79 Severance p.21 interprets “House of Black Hall” as “a descendant of John Stewart, natural son of King Robert III. of Scotland,” i.e., a member of the family of the Stewarts of Blackhall, Ardgowan, and Auchingoun. In Kings and Cousins, A’Neals advocated his hypothesis that the Stewarts of Londonderry, N.H., belonged to a cadet branch of the Stewarts of Blackhall. A’Neals’ hypothesis is briefly mentioned on p.23 of JAMS XVII.
80 Kings and Cousins p.140.
81 James Dinwoodie informed me in a letter dated 7 April 2004 that, “Walter [Stewart of Pardovan] and Elizabeth had at least three sons, Archibald, b.1664, Robert, b.1666, and Walter, b.1667. It is understandable that the Blackhall, Ardgowan connection is interesting, but the Battle of Bothwell Brig took place in 1679, when Robert was only 13. Robert Stewart the Covenanter was 24 years old and married [in 1679].” (emphasis in original)

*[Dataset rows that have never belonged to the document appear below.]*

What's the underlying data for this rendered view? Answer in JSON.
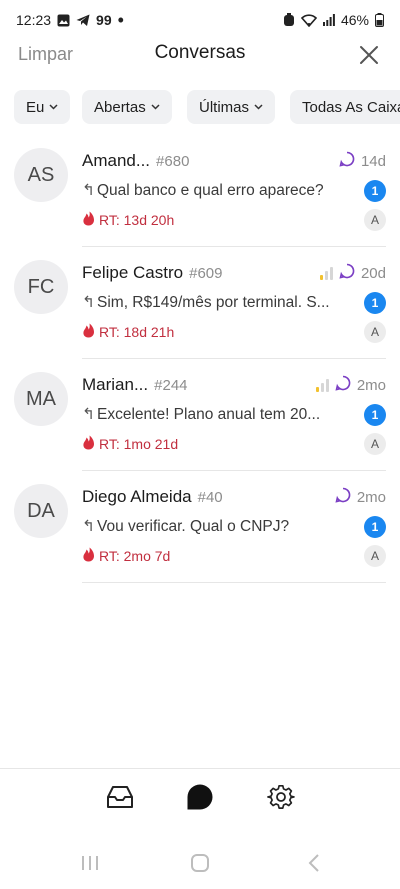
{
  "status_bar": {
    "time": "12:23",
    "notification_count": "99",
    "battery": "46%"
  },
  "header": {
    "clear_label": "Limpar",
    "title": "Conversas"
  },
  "filters": [
    {
      "label": "Eu"
    },
    {
      "label": "Abertas"
    },
    {
      "label": "Últimas"
    },
    {
      "label": "Todas As Caixas"
    }
  ],
  "conversations": [
    {
      "initials": "AS",
      "name": "Amand...",
      "id": "#680",
      "time": "14d",
      "message": "Qual banco e qual erro aparece?",
      "unread": "1",
      "response_time": "RT: 13d 20h",
      "agent": "A",
      "priority_level": 0
    },
    {
      "initials": "FC",
      "name": "Felipe Castro",
      "id": "#609",
      "time": "20d",
      "message": "Sim, R$149/mês por terminal. S...",
      "unread": "1",
      "response_time": "RT: 18d 21h",
      "agent": "A",
      "priority_level": 1
    },
    {
      "initials": "MA",
      "name": "Marian...",
      "id": "#244",
      "time": "2mo",
      "message": "Excelente! Plano anual tem 20...",
      "unread": "1",
      "response_time": "RT: 1mo 21d",
      "agent": "A",
      "priority_level": 1
    },
    {
      "initials": "DA",
      "name": "Diego Almeida",
      "id": "#40",
      "time": "2mo",
      "message": "Vou verificar. Qual o CNPJ?",
      "unread": "1",
      "response_time": "RT: 2mo 7d",
      "agent": "A",
      "priority_level": 0
    }
  ],
  "colors": {
    "accent_blue": "#1a87f0",
    "rt_red": "#c12f3f",
    "priority_yellow": "#f2c12e",
    "chat_purple": "#7b3fc4"
  }
}
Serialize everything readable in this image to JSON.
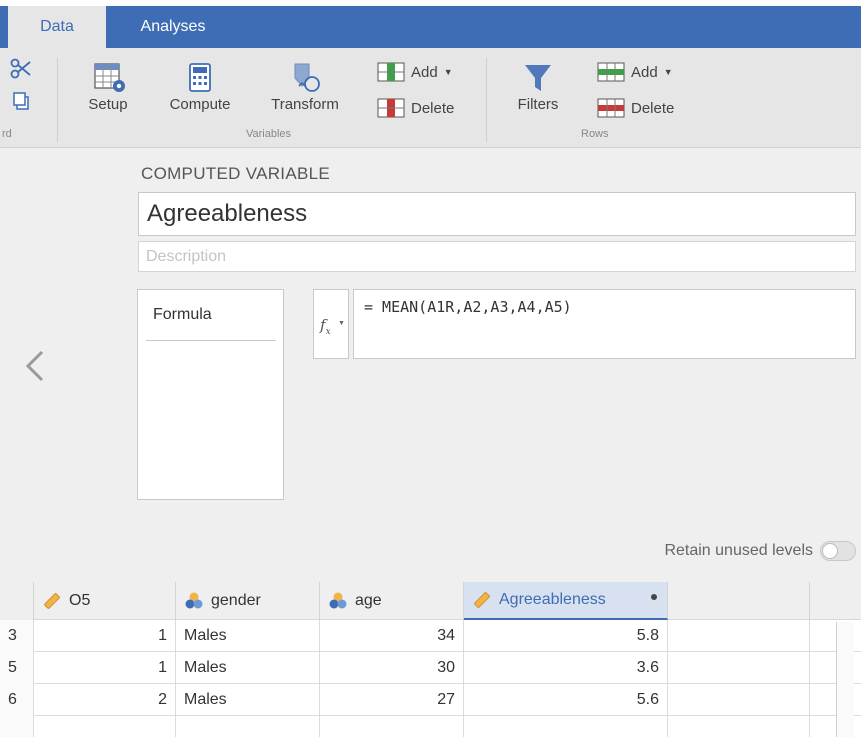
{
  "tabs": {
    "data": "Data",
    "analyses": "Analyses"
  },
  "ribbon": {
    "clipboard_label": "rd",
    "setup": "Setup",
    "compute": "Compute",
    "transform": "Transform",
    "var_add": "Add",
    "var_delete": "Delete",
    "variables_label": "Variables",
    "filters": "Filters",
    "row_add": "Add",
    "row_delete": "Delete",
    "rows_label": "Rows"
  },
  "editor": {
    "title": "COMPUTED VARIABLE",
    "name": "Agreeableness",
    "description_placeholder": "Description",
    "formula_tab": "Formula",
    "formula": "= MEAN(A1R,A2,A3,A4,A5)",
    "retain_label": "Retain unused levels",
    "retain_on": false
  },
  "columns": [
    {
      "name": "O5",
      "icon": "ruler-icon"
    },
    {
      "name": "gender",
      "icon": "nominal-icon"
    },
    {
      "name": "age",
      "icon": "nominal-icon"
    },
    {
      "name": "Agreeableness",
      "icon": "ruler-icon",
      "selected": true
    }
  ],
  "rows": [
    {
      "rownum": "3",
      "o5": "1",
      "gender": "Males",
      "age": "34",
      "agreeableness": "5.8"
    },
    {
      "rownum": "5",
      "o5": "1",
      "gender": "Males",
      "age": "30",
      "agreeableness": "3.6"
    },
    {
      "rownum": "6",
      "o5": "2",
      "gender": "Males",
      "age": "27",
      "agreeableness": "5.6"
    }
  ],
  "colors": {
    "accent": "#3e6db5",
    "ribbon_bg": "#e6e6e6",
    "editor_bg": "#efefef",
    "selected_header": "#d7e1f0"
  }
}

Not only was Walter Stewart of Pardovan’s son Robert too young to be Robert Stewart the Covenanter, but Robert of Pardovan predeceased his father, apparently dying without issue. This we know because Pardovan was originally destined for Archibald, the eldest son, but Archibald predeceased his father, so the estates passed instead to Archibald’s younger brother Walter. If Robert were still alive when his father died circa 1680, or had any living sons, the estates would not have come to Walter. Compare the information in Beveridge p.258, but note that Beveridge did not know about Robert of Pardovan.
82 Philip Battell Stewart II (1922-1995), was the son of John Wolcott Stewart II, son of Philip Battell Stewart I, son of John Wolcott Stewart I, son of Ira Stewart, son of John Stewart, son of James Stewart, son of John Stewart, son of Robert Stewart (1655-1714), son of Walter Stewart, 7th of Gartnafuaran. (Severance pp.2-15, 27-28, 76-81, 117, 146.)
83 James Dinwoodie has provided me with a photocopy of this letter.
84 See end note 39 and the notes of Philip B. Stewart quoted there.
85 Severance pp.33-34.
86 As we see from the 1654 Bond of Keltney Burn. See end notes 40 and 71 above.
87 The line from Robert Stewart (1655-1714) down to my own family is drawn from Severance pp.1-22, 31-35, 167-168; Patrie pp.153-154, 162; and Halleck pp.1-46, 68-75, 99-100, 108, 135, 142-143, 167. The suggestion that Robert Stewart’s wife Janette Forsyth may have been the daughter of John Forsyth and Catherine Morisone comes from James Dinwoodie and Kenneth Robertson’s 1988 pedigree chart of the Stewarts of Gartnafuaran and the Stewarts of Londonderry, N.H., and Colrain, Mass. Nora Stewart Yahl, Mary Stewart Clickner, and Clyde R. A’Neals provided the information on how their families branched off this lineage.
88 For documentation of the pedigrees in Appendix A, see my essay Blackhall Connection, from which Appendix A has been adapted.
89 For documentation of the pedigree in Appendix B, see my essay Plantagenet, from which Appendix B has been adapted.